Data records: Begin

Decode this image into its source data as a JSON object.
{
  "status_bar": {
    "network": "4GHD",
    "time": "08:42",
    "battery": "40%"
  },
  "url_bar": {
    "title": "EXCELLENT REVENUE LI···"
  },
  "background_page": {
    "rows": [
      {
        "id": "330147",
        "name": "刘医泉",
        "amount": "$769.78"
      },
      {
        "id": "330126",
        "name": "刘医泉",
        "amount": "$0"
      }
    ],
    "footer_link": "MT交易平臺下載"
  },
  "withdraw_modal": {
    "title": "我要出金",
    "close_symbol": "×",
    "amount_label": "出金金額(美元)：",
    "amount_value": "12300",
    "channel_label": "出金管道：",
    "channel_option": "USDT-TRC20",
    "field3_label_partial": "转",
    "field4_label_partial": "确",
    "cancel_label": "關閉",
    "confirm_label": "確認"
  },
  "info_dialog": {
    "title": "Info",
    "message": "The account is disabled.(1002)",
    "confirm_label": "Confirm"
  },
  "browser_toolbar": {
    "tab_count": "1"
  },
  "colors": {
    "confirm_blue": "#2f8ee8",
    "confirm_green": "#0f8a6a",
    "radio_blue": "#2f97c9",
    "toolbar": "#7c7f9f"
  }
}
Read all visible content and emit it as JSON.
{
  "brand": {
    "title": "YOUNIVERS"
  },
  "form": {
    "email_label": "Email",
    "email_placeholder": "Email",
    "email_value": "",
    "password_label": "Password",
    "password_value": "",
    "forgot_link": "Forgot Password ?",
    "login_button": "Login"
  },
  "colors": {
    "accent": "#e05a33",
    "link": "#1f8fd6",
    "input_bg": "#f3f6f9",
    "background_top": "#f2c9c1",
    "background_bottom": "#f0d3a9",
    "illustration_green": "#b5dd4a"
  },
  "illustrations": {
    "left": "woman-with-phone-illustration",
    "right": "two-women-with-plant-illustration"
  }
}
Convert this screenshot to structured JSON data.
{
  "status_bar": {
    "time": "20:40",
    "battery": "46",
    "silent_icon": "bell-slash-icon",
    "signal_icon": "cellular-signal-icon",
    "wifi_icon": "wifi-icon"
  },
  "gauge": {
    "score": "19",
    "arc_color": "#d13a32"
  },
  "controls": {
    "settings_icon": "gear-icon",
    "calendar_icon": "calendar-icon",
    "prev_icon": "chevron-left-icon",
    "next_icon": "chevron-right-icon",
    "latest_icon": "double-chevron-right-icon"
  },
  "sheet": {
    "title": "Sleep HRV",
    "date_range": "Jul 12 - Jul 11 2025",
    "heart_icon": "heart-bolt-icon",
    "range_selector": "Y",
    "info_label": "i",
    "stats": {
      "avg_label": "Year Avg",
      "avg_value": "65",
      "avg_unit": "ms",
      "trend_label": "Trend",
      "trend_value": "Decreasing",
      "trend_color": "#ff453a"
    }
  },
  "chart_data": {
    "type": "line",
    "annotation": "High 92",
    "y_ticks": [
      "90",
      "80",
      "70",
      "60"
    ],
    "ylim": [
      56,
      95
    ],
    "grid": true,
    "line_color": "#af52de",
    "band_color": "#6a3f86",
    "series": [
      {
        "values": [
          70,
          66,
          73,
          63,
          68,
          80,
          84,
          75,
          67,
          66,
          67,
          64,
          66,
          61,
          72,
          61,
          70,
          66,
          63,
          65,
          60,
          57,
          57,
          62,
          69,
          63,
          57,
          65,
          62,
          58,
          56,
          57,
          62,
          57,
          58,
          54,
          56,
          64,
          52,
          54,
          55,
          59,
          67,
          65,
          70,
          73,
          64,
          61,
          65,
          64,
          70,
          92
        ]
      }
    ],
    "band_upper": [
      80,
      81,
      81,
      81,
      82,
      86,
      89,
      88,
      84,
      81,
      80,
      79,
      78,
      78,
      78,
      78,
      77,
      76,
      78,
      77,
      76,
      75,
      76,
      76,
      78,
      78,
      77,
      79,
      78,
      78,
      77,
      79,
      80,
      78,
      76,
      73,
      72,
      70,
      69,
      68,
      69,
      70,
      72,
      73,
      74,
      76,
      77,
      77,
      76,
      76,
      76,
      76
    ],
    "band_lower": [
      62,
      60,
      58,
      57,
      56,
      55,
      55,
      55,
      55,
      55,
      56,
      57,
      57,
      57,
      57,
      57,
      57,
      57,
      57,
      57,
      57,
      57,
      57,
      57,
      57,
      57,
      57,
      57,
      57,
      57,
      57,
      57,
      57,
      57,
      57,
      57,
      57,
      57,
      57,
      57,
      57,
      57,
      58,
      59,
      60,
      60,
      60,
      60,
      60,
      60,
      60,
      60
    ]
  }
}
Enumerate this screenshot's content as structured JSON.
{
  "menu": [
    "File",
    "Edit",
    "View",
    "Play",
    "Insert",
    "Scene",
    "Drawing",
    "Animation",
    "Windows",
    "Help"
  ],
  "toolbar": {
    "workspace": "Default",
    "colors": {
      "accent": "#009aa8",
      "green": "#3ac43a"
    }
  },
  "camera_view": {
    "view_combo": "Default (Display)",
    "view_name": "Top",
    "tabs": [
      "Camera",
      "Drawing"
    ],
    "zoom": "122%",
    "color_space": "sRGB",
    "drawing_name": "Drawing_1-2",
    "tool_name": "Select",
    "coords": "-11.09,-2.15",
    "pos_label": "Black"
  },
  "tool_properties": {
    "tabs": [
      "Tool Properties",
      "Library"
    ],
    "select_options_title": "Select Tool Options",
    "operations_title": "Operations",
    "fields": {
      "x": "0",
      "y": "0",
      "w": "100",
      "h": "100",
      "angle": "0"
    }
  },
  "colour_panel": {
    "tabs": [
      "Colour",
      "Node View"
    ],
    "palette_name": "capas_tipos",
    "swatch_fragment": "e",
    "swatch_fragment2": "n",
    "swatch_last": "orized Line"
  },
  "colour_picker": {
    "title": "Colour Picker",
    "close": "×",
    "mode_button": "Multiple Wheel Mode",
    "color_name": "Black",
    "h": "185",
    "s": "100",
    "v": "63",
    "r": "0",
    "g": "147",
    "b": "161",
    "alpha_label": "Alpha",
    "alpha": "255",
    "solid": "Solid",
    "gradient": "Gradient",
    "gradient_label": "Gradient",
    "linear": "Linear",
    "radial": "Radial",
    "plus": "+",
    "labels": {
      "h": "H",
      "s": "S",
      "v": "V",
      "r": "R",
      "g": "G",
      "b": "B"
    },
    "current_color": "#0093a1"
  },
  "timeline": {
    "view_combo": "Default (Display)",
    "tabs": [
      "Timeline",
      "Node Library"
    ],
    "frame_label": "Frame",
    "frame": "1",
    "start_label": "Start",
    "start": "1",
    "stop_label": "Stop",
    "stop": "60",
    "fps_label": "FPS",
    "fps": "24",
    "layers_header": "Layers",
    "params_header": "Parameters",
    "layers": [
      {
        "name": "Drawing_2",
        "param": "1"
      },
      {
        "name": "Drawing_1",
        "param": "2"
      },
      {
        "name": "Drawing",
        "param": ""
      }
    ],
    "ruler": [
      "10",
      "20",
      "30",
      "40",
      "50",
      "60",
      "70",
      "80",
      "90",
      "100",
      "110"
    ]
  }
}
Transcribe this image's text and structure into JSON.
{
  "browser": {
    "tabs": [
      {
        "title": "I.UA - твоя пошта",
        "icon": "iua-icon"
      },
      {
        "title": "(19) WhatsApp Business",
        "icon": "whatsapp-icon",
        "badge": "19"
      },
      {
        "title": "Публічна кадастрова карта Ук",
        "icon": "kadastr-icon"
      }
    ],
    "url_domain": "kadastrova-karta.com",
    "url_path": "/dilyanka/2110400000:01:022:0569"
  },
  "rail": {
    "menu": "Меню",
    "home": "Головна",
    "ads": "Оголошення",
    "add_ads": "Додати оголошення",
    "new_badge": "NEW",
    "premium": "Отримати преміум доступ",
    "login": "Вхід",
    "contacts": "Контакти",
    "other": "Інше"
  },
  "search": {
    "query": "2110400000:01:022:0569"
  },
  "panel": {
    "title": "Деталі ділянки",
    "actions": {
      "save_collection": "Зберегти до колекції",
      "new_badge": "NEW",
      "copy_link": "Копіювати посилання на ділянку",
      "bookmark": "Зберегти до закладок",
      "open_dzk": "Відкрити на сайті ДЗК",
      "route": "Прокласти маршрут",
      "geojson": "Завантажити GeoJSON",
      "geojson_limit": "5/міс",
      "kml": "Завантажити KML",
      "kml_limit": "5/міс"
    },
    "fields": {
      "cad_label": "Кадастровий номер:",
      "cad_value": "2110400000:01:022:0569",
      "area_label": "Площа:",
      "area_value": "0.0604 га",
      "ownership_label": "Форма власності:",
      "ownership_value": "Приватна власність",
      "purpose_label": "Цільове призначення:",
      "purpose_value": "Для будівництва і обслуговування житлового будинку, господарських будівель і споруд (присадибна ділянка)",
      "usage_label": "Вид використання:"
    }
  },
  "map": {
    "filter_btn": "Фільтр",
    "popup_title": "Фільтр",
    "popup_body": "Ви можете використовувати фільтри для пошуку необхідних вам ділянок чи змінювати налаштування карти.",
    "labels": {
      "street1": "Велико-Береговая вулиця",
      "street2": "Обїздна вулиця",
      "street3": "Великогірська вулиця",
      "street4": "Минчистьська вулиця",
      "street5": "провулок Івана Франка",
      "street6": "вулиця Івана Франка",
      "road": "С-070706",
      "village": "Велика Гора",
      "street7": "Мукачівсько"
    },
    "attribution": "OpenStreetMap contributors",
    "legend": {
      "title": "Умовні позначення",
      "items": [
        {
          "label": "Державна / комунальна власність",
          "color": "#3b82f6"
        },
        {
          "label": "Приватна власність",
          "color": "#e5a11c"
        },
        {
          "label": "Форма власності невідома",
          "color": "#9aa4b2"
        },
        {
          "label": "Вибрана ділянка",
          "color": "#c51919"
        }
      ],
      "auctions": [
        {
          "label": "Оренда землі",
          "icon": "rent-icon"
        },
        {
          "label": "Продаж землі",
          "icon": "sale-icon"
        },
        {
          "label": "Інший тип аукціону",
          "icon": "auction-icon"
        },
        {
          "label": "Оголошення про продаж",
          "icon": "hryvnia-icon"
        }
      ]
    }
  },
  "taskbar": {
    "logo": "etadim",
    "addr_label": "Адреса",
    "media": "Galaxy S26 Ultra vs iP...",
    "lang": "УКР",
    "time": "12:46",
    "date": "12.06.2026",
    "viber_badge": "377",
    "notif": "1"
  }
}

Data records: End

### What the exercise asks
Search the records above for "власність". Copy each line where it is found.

### Exercise answer
      "ownership_value": "Приватна власність",
          "label": "Державна / комунальна власність",
          "label": "Приватна власність",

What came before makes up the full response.